* Stored data *
^^^^^^^^^^^^^^^^

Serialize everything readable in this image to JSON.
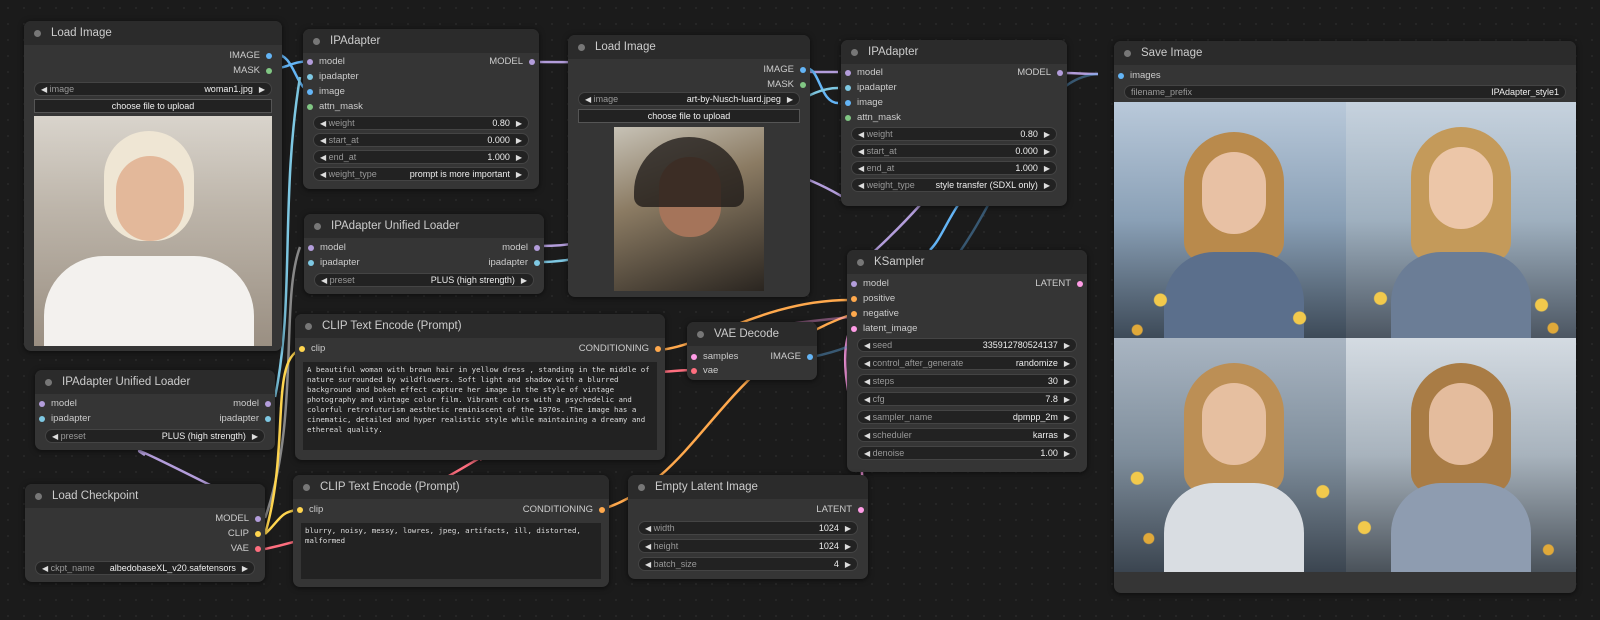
{
  "load_image_1": {
    "title": "Load Image",
    "out_image": "IMAGE",
    "out_mask": "MASK",
    "w_label": "image",
    "w_value": "woman1.jpg",
    "upload": "choose file to upload"
  },
  "ipadapter_1": {
    "title": "IPAdapter",
    "in_model": "model",
    "in_ipadapter": "ipadapter",
    "in_image": "image",
    "in_attn": "attn_mask",
    "out_model": "MODEL",
    "weight_lbl": "weight",
    "weight_val": "0.80",
    "start_lbl": "start_at",
    "start_val": "0.000",
    "end_lbl": "end_at",
    "end_val": "1.000",
    "wt_lbl": "weight_type",
    "wt_val": "prompt is more important"
  },
  "load_image_2": {
    "title": "Load Image",
    "out_image": "IMAGE",
    "out_mask": "MASK",
    "w_label": "image",
    "w_value": "art-by-Nusch-luard.jpeg",
    "upload": "choose file to upload"
  },
  "ipadapter_2": {
    "title": "IPAdapter",
    "in_model": "model",
    "in_ipadapter": "ipadapter",
    "in_image": "image",
    "in_attn": "attn_mask",
    "out_model": "MODEL",
    "weight_lbl": "weight",
    "weight_val": "0.80",
    "start_lbl": "start_at",
    "start_val": "0.000",
    "end_lbl": "end_at",
    "end_val": "1.000",
    "wt_lbl": "weight_type",
    "wt_val": "style transfer (SDXL only)"
  },
  "save_image": {
    "title": "Save Image",
    "in_images": "images",
    "prefix_lbl": "filename_prefix",
    "prefix_val": "IPAdapter_style1"
  },
  "unified_1": {
    "title": "IPAdapter Unified Loader",
    "in_model": "model",
    "in_ipadapter": "ipadapter",
    "out_model": "model",
    "out_ipadapter": "ipadapter",
    "preset_lbl": "preset",
    "preset_val": "PLUS (high strength)"
  },
  "unified_2": {
    "title": "IPAdapter Unified Loader",
    "in_model": "model",
    "in_ipadapter": "ipadapter",
    "out_model": "model",
    "out_ipadapter": "ipadapter",
    "preset_lbl": "preset",
    "preset_val": "PLUS (high strength)"
  },
  "ksampler": {
    "title": "KSampler",
    "in_model": "model",
    "in_positive": "positive",
    "in_negative": "negative",
    "in_latent": "latent_image",
    "out_latent": "LATENT",
    "widgets": [
      {
        "l": "seed",
        "v": "335912780524137"
      },
      {
        "l": "control_after_generate",
        "v": "randomize"
      },
      {
        "l": "steps",
        "v": "30"
      },
      {
        "l": "cfg",
        "v": "7.8"
      },
      {
        "l": "sampler_name",
        "v": "dpmpp_2m"
      },
      {
        "l": "scheduler",
        "v": "karras"
      },
      {
        "l": "denoise",
        "v": "1.00"
      }
    ]
  },
  "clip_pos": {
    "title": "CLIP Text Encode (Prompt)",
    "in_clip": "clip",
    "out_cond": "CONDITIONING",
    "text": "A beautiful woman with brown hair in yellow dress , standing in the middle of nature surrounded by wildflowers. Soft light and shadow with a blurred background and bokeh effect capture her image in the style of vintage photography and vintage color film. Vibrant colors with a psychedelic and colorful retrofuturism aesthetic reminiscent of the 1970s. The image has a cinematic, detailed and hyper realistic style while maintaining a dreamy and ethereal quality."
  },
  "vae_decode": {
    "title": "VAE Decode",
    "in_samples": "samples",
    "in_vae": "vae",
    "out_image": "IMAGE"
  },
  "load_ckpt": {
    "title": "Load Checkpoint",
    "out_model": "MODEL",
    "out_clip": "CLIP",
    "out_vae": "VAE",
    "ckpt_lbl": "ckpt_name",
    "ckpt_val": "albedobaseXL_v20.safetensors"
  },
  "clip_neg": {
    "title": "CLIP Text Encode (Prompt)",
    "in_clip": "clip",
    "out_cond": "CONDITIONING",
    "text": "blurry, noisy, messy, lowres, jpeg, artifacts, ill, distorted, malformed"
  },
  "empty_latent": {
    "title": "Empty Latent Image",
    "out_latent": "LATENT",
    "width_lbl": "width",
    "width_val": "1024",
    "height_lbl": "height",
    "height_val": "1024",
    "batch_lbl": "batch_size",
    "batch_val": "4"
  },
  "colors": {
    "model": "#b39ddb",
    "ipadapter": "#7ec8e3",
    "image": "#64b5f6",
    "mask": "#81c784",
    "clip": "#ffd54f",
    "vae": "#ff6f7f",
    "conditioning": "#ffa94d",
    "latent": "#ff9ce6",
    "canvas": "#1b1b1b",
    "node": "#353535"
  }
}
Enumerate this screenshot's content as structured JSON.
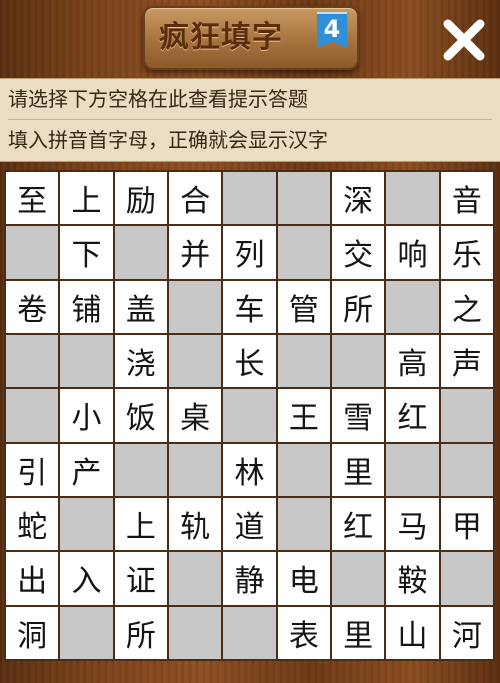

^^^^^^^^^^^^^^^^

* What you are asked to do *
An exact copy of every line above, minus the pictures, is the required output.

* Output for this task *
Serialize everything readable in this image to JSON.
{
  "load_image_1": {
    "title": "Load Image",
    "out_image": "IMAGE",
    "out_mask": "MASK",
    "w_label": "image",
    "w_value": "woman1.jpg",
    "upload": "choose file to upload"
  },
  "ipadapter_1": {
    "title": "IPAdapter",
    "in_model": "model",
    "in_ipadapter": "ipadapter",
    "in_image": "image",
    "in_attn": "attn_mask",
    "out_model": "MODEL",
    "weight_lbl": "weight",
    "weight_val": "0.80",
    "start_lbl": "start_at",
    "start_val": "0.000",
    "end_lbl": "end_at",
    "end_val": "1.000",
    "wt_lbl": "weight_type",
    "wt_val": "prompt is more important"
  },
  "load_image_2": {
    "title": "Load Image",
    "out_image": "IMAGE",
    "out_mask": "MASK",
    "w_label": "image",
    "w_value": "art-by-Nusch-luard.jpeg",
    "upload": "choose file to upload"
  },
  "ipadapter_2": {
    "title": "IPAdapter",
    "in_model": "model",
    "in_ipadapter": "ipadapter",
    "in_image": "image",
    "in_attn": "attn_mask",
    "out_model": "MODEL",
    "weight_lbl": "weight",
    "weight_val": "0.80",
    "start_lbl": "start_at",
    "start_val": "0.000",
    "end_lbl": "end_at",
    "end_val": "1.000",
    "wt_lbl": "weight_type",
    "wt_val": "style transfer (SDXL only)"
  },
  "save_image": {
    "title": "Save Image",
    "in_images": "images",
    "prefix_lbl": "filename_prefix",
    "prefix_val": "IPAdapter_style1"
  },
  "unified_1": {
    "title": "IPAdapter Unified Loader",
    "in_model": "model",
    "in_ipadapter": "ipadapter",
    "out_model": "model",
    "out_ipadapter": "ipadapter",
    "preset_lbl": "preset",
    "preset_val": "PLUS (high strength)"
  },
  "unified_2": {
    "title": "IPAdapter Unified Loader",
    "in_model": "model",
    "in_ipadapter": "ipadapter",
    "out_model": "model",
    "out_ipadapter": "ipadapter",
    "preset_lbl": "preset",
    "preset_val": "PLUS (high strength)"
  },
  "ksampler": {
    "title": "KSampler",
    "in_model": "model",
    "in_positive": "positive",
    "in_negative": "negative",
    "in_latent": "latent_image",
    "out_latent": "LATENT",
    "widgets": [
      {
        "l": "seed",
        "v": "335912780524137"
      },
      {
        "l": "control_after_generate",
        "v": "randomize"
      },
      {
        "l": "steps",
        "v": "30"
      },
      {
        "l": "cfg",
        "v": "7.8"
      },
      {
        "l": "sampler_name",
        "v": "dpmpp_2m"
      },
      {
        "l": "scheduler",
        "v": "karras"
      },
      {
        "l": "denoise",
        "v": "1.00"
      }
    ]
  },
  "clip_pos": {
    "title": "CLIP Text Encode (Prompt)",
    "in_clip": "clip",
    "out_cond": "CONDITIONING",
    "text": "A beautiful woman with brown hair in yellow dress , standing in the middle of nature surrounded by wildflowers. Soft light and shadow with a blurred background and bokeh effect capture her image in the style of vintage photography and vintage color film. Vibrant colors with a psychedelic and colorful retrofuturism aesthetic reminiscent of the 1970s. The image has a cinematic, detailed and hyper realistic style while maintaining a dreamy and ethereal quality."
  },
  "vae_decode": {
    "title": "VAE Decode",
    "in_samples": "samples",
    "in_vae": "vae",
    "out_image": "IMAGE"
  },
  "load_ckpt": {
    "title": "Load Checkpoint",
    "out_model": "MODEL",
    "out_clip": "CLIP",
    "out_vae": "VAE",
    "ckpt_lbl": "ckpt_name",
    "ckpt_val": "albedobaseXL_v20.safetensors"
  },
  "clip_neg": {
    "title": "CLIP Text Encode (Prompt)",
    "in_clip": "clip",
    "out_cond": "CONDITIONING",
    "text": "blurry, noisy, messy, lowres, jpeg, artifacts, ill, distorted, malformed"
  },
  "empty_latent": {
    "title": "Empty Latent Image",
    "out_latent": "LATENT",
    "width_lbl": "width",
    "width_val": "1024",
    "height_lbl": "height",
    "height_val": "1024",
    "batch_lbl": "batch_size",
    "batch_val": "4"
  },
  "colors": {
    "model": "#b39ddb",
    "ipadapter": "#7ec8e3",
    "image": "#64b5f6",
    "mask": "#81c784",
    "clip": "#ffd54f",
    "vae": "#ff6f7f",
    "conditioning": "#ffa94d",
    "latent": "#ff9ce6",
    "canvas": "#1b1b1b",
    "node": "#353535"
  }
}
Enumerate this screenshot's content as structured JSON.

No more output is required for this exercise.